Ireland has rejected a call from Israel to move its embassy from Tel Aviv to Jerusalem on the same day the U.S. made the switch.
In addition, President Michel D. Higgins, resisting specifically naming President Donald Trump, described the accompanying loss of life on the Gaza border as an unacknowledged failure of diplomacy.
Also, Foreign Affairs Minister Simon Coveney summoned the Israeli Ambassador Zeev Bokar to a meeting on Tuesday morning to express Ireland's outrage at the level of death and injury in Gaza on Monday. Coveney also called for restraint from Israel in the hours and days ahead.
As U.S. officials arrived in Jerusalem on Monday for the transfer of their embassy from Tel Aviv, an Israeli government spokesperson told RTE that Ireland was invited to do the same.
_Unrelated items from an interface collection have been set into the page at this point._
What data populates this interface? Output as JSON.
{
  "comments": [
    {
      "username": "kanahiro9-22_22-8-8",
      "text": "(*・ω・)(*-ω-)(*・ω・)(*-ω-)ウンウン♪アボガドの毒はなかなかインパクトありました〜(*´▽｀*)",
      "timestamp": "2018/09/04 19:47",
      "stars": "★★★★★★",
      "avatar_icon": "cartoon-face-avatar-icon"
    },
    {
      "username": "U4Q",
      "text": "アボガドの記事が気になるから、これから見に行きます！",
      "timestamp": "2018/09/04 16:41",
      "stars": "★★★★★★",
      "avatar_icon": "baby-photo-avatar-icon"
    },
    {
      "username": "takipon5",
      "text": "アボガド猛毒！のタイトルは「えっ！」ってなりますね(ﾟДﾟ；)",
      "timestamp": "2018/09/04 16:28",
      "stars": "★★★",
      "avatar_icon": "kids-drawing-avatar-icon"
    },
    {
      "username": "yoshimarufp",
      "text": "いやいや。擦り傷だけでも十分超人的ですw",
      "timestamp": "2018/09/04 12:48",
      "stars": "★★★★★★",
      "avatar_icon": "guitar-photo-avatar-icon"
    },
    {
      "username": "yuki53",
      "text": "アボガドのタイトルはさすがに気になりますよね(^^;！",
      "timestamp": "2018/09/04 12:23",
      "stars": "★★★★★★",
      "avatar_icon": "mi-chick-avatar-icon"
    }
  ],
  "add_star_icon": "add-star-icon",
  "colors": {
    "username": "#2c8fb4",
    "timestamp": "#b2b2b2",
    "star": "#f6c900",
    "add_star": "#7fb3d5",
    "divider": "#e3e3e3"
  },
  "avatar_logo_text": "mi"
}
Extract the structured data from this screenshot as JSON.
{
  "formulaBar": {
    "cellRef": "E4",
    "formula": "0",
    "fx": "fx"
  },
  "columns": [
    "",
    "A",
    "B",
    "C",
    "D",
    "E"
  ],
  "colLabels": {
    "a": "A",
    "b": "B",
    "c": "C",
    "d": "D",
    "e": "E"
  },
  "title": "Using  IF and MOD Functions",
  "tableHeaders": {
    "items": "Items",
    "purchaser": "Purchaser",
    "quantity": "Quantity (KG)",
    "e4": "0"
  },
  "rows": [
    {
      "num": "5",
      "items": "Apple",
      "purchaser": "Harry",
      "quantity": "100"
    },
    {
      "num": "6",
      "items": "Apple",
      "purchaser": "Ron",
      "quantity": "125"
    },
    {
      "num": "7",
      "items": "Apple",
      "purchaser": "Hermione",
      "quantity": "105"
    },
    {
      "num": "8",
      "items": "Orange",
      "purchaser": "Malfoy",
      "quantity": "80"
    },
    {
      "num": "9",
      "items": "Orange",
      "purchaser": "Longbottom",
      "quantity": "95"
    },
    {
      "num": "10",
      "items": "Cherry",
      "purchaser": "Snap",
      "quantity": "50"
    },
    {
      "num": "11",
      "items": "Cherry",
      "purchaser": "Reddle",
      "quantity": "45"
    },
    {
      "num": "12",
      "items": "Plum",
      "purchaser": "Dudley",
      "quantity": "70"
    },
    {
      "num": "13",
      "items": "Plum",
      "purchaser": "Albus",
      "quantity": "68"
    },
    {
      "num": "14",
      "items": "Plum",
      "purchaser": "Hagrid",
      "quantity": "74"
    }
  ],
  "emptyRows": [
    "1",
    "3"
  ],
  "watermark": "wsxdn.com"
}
Israel’s Michal Maayan said, “Jerusalem is the capital of Israel. It’s going to be the capital of Israel whatever future settlement we will arrive with the Palestinians.”
But Ireland quickly rejected the Israel government’s plea.
Within hours, Coveney said Ireland would not be moving its embassy to Jerusalem “unless and until there is a comprehensive agreement on a broader peace process.”
He said that he thought it was “unwise” for the U.S. to recognize Jerusalem as the capital of Israel at this time.
“It is also unwise to move the U.S. Embassy to Jerusalem,” he said. It was “inflaming an already very tense situation and relationship between Palestinians and Israelis.”
The relocation of the U.S. Embassy has infuriated the Palestinians, who seek east Jerusalem as a future capital. They view the relocation of the embassy as a one-sided move that invalidates America’s role as an impartial peace broker in the region.
Higgins expressed deep concern at the deaths and injuries arising from the continued violent confrontations at the Gaza border.
He said, “The escalating loss of life in Gaza is a tragic example of an unacknowledged failure of diplomacy. Now is the time for all of us to give voice to the yearning among our citizens for new thinking on achieving peaceful resolutions to the conflicts which challenge us all. “What is urgently needed now are tangible steps to support a credible, internationally-led process towards peace and security in the region, which alone can bring a brighter, more inclusive future for all.
“At this very dangerous moment in time for the Middle East, I call on all involved to return to meaningful diplomacy, to avoid escalation and show the utmost care and respect for international treaties and agreements.”